It’s time for NITE SWEATS! On this Friday, November 1st, NITE SWEATS will celebrate the launch of LES yogi Radhika Philip’s new book Being Here, which is a compilation of interviews with New York City jazz musicians. Radhika answered some questions for us about her book and creative process:
When did you first become interested in Jazz music?
About ten years ago when I walked down the stairs at Smalls in the West Village. It was the music and the joyful and intimate ways in which the musicians related to each other, gave to each other, and to us, the listeners.
What made you inspired to write a book?
I had always wanted to document a New York City creative community, to pay homage to this city, if you may. When I came upon the jazz scene, a highly creative and collaborative space, that idea found a place to take root and grow. It was serendipity. The important thing was the initial intent, which found its expression years later at the right moment and place.

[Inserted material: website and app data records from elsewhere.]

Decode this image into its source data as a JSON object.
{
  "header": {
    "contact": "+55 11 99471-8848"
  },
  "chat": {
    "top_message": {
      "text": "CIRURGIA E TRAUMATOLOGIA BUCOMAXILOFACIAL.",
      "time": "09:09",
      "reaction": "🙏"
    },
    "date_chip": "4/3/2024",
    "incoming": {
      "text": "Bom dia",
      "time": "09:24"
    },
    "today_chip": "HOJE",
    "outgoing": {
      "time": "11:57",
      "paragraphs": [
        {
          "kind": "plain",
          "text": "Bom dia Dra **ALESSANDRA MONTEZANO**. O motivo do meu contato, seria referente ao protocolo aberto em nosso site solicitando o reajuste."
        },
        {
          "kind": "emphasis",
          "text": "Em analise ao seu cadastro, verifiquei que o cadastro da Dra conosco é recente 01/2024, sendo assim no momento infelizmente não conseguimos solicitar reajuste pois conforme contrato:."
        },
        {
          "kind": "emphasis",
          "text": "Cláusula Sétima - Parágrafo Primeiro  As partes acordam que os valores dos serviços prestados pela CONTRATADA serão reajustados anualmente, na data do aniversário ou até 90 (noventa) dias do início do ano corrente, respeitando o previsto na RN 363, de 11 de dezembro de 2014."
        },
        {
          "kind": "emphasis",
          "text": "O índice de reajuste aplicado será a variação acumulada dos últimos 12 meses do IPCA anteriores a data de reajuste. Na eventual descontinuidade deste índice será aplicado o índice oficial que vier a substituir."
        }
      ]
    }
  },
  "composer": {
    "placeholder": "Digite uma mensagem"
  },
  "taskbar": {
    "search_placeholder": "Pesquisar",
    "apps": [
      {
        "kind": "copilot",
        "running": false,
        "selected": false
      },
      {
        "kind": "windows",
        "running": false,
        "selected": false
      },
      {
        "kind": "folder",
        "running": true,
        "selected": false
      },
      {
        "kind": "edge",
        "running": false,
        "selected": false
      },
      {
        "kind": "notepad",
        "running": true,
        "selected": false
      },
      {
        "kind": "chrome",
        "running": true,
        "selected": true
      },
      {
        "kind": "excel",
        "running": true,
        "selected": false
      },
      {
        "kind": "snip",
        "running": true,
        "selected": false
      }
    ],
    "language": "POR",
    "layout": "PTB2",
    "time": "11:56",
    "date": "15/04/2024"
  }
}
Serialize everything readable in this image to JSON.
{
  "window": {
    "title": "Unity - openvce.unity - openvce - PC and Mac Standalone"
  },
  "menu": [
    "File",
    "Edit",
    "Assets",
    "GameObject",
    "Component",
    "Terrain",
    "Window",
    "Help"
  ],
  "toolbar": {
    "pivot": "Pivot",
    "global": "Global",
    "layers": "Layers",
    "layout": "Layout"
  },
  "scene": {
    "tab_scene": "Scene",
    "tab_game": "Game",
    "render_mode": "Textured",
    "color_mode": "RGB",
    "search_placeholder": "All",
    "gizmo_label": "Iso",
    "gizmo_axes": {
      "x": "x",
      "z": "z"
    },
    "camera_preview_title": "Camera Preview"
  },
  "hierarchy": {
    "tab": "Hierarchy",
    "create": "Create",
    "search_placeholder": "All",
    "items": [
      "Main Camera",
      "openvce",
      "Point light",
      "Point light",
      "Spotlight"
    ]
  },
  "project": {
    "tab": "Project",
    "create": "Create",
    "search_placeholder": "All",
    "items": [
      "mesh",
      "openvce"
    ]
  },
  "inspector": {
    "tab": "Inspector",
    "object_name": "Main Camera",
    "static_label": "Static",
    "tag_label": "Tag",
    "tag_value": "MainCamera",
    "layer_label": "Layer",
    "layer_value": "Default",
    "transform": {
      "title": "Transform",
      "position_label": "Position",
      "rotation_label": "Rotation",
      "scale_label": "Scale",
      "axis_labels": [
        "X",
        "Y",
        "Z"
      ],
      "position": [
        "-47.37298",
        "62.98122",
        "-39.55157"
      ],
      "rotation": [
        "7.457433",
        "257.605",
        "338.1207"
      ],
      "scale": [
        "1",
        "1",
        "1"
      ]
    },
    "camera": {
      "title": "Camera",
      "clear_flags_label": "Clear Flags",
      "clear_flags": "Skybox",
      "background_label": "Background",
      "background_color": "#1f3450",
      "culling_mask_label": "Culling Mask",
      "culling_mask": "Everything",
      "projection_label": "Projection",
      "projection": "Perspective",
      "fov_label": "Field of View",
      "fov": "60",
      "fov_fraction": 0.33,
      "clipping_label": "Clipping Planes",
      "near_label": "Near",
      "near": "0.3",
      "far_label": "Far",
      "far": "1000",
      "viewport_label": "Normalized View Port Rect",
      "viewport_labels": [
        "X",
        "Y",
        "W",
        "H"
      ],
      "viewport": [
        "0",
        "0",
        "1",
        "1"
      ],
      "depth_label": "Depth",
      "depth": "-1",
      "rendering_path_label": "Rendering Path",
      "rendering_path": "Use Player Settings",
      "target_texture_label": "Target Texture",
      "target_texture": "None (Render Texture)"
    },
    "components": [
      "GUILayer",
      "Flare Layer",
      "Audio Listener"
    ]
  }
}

What was your research and writing process like?
I listened to music, and asked musicians about artists who they thought were influential and truly experimental – pushing themselves to do things differently, and discover new expressions. I would then go to a performance where I knew the musician I wanted to speak to was playing, and ask for an interview. I have interviewed close to 80 musicians at this point, only 24 are in this book.
Editing was hard, because there was so much beauty and things of importance in each person’s story. One day I want to have the entire unedited interviews available to people.
I couldn’t have done any of this without the generosity of the musicians, who gave their time, and shared their innermost thoughts and feelings.
What do you hope people learn from your book?
Maybe most importantly, that there is no one way to follow your intent. People do it in different ways. The important thing is to persist and work at it. There will be hard times, but you will find support, often from unpredictable places.
The other thing – to balance focus and openness in whatever you do. That dialectic between the two is needed to develop and realize creative expression, and the self over time.
How has your yoga practice supported your work as a writer?
My yoga is essential to my life; it gives me the time to move and breath. That process creates channels for movement within me. Sometimes things leave me, sometimes they resolve themselves, other times new ideas find themselves. This process creates a cleansing and coherence, which I take with me when i walk out of that room. What’s been a blessing, and perhaps underlies the process that goes on in the room, is the love that the people at the LES studio give us – Tricia, the other teachers, Nick at the front desk, and other yogis. They sustain me without knowing what they are doing sometimes.
You can read more about Radhika and the book, as well as watch a video and see audio excerpts at RadhikaPhilip.com